[[ TASK INPUTS open ]]

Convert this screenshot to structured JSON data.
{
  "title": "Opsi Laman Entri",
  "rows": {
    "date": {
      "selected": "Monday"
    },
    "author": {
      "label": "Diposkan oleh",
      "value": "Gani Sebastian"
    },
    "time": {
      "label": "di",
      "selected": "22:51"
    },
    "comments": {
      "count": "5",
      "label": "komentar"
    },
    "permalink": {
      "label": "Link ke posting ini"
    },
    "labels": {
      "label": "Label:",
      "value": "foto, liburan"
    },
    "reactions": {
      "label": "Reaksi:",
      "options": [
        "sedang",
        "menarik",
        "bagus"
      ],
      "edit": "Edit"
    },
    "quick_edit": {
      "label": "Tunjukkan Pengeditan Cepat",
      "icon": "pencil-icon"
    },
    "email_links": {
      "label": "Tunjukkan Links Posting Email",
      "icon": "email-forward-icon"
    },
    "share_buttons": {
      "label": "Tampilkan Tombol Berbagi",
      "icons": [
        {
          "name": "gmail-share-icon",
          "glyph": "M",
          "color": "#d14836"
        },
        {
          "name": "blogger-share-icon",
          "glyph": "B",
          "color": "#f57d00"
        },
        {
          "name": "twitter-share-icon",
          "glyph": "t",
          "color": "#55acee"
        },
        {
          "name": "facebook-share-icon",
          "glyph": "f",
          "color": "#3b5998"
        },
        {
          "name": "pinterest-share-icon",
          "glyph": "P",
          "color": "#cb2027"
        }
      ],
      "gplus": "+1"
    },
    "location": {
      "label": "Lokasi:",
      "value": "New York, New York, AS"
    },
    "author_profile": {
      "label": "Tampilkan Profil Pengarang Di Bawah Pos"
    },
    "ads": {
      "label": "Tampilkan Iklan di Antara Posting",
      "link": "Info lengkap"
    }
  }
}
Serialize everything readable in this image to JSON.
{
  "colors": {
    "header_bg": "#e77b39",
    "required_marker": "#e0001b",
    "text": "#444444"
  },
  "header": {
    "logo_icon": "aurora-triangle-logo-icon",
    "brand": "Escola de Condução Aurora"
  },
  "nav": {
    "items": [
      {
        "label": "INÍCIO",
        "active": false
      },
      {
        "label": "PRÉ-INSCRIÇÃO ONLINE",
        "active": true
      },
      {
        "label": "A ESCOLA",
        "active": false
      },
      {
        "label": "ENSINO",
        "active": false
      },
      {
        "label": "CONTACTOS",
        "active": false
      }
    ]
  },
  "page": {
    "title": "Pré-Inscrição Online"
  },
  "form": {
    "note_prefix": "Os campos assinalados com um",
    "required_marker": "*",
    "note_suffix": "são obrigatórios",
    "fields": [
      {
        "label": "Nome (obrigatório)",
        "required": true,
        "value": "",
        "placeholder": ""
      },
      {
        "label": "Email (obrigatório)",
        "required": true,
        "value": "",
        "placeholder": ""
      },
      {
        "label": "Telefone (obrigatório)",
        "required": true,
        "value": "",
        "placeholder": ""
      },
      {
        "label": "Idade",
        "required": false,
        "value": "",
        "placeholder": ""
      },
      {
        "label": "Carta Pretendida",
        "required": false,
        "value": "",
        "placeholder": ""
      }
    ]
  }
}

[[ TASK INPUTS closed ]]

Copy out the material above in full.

Convert this screenshot to structured JSON data.
{
  "title": "Opsi Laman Entri",
  "rows": {
    "date": {
      "selected": "Monday"
    },
    "author": {
      "label": "Diposkan oleh",
      "value": "Gani Sebastian"
    },
    "time": {
      "label": "di",
      "selected": "22:51"
    },
    "comments": {
      "count": "5",
      "label": "komentar"
    },
    "permalink": {
      "label": "Link ke posting ini"
    },
    "labels": {
      "label": "Label:",
      "value": "foto, liburan"
    },
    "reactions": {
      "label": "Reaksi:",
      "options": [
        "sedang",
        "menarik",
        "bagus"
      ],
      "edit": "Edit"
    },
    "quick_edit": {
      "label": "Tunjukkan Pengeditan Cepat",
      "icon": "pencil-icon"
    },
    "email_links": {
      "label": "Tunjukkan Links Posting Email",
      "icon": "email-forward-icon"
    },
    "share_buttons": {
      "label": "Tampilkan Tombol Berbagi",
      "icons": [
        {
          "name": "gmail-share-icon",
          "glyph": "M",
          "color": "#d14836"
        },
        {
          "name": "blogger-share-icon",
          "glyph": "B",
          "color": "#f57d00"
        },
        {
          "name": "twitter-share-icon",
          "glyph": "t",
          "color": "#55acee"
        },
        {
          "name": "facebook-share-icon",
          "glyph": "f",
          "color": "#3b5998"
        },
        {
          "name": "pinterest-share-icon",
          "glyph": "P",
          "color": "#cb2027"
        }
      ],
      "gplus": "+1"
    },
    "location": {
      "label": "Lokasi:",
      "value": "New York, New York, AS"
    },
    "author_profile": {
      "label": "Tampilkan Profil Pengarang Di Bawah Pos"
    },
    "ads": {
      "label": "Tampilkan Iklan di Antara Posting",
      "link": "Info lengkap"
    }
  }
}
Serialize everything readable in this image to JSON.
{
  "colors": {
    "header_bg": "#e77b39",
    "required_marker": "#e0001b",
    "text": "#444444"
  },
  "header": {
    "logo_icon": "aurora-triangle-logo-icon",
    "brand": "Escola de Condução Aurora"
  },
  "nav": {
    "items": [
      {
        "label": "INÍCIO",
        "active": false
      },
      {
        "label": "PRÉ-INSCRIÇÃO ONLINE",
        "active": true
      },
      {
        "label": "A ESCOLA",
        "active": false
      },
      {
        "label": "ENSINO",
        "active": false
      },
      {
        "label": "CONTACTOS",
        "active": false
      }
    ]
  },
  "page": {
    "title": "Pré-Inscrição Online"
  },
  "form": {
    "note_prefix": "Os campos assinalados com um",
    "required_marker": "*",
    "note_suffix": "são obrigatórios",
    "fields": [
      {
        "label": "Nome (obrigatório)",
        "required": true,
        "value": "",
        "placeholder": ""
      },
      {
        "label": "Email (obrigatório)",
        "required": true,
        "value": "",
        "placeholder": ""
      },
      {
        "label": "Telefone (obrigatório)",
        "required": true,
        "value": "",
        "placeholder": ""
      },
      {
        "label": "Idade",
        "required": false,
        "value": "",
        "placeholder": ""
      },
      {
        "label": "Carta Pretendida",
        "required": false,
        "value": "",
        "placeholder": ""
      }
    ]
  }
}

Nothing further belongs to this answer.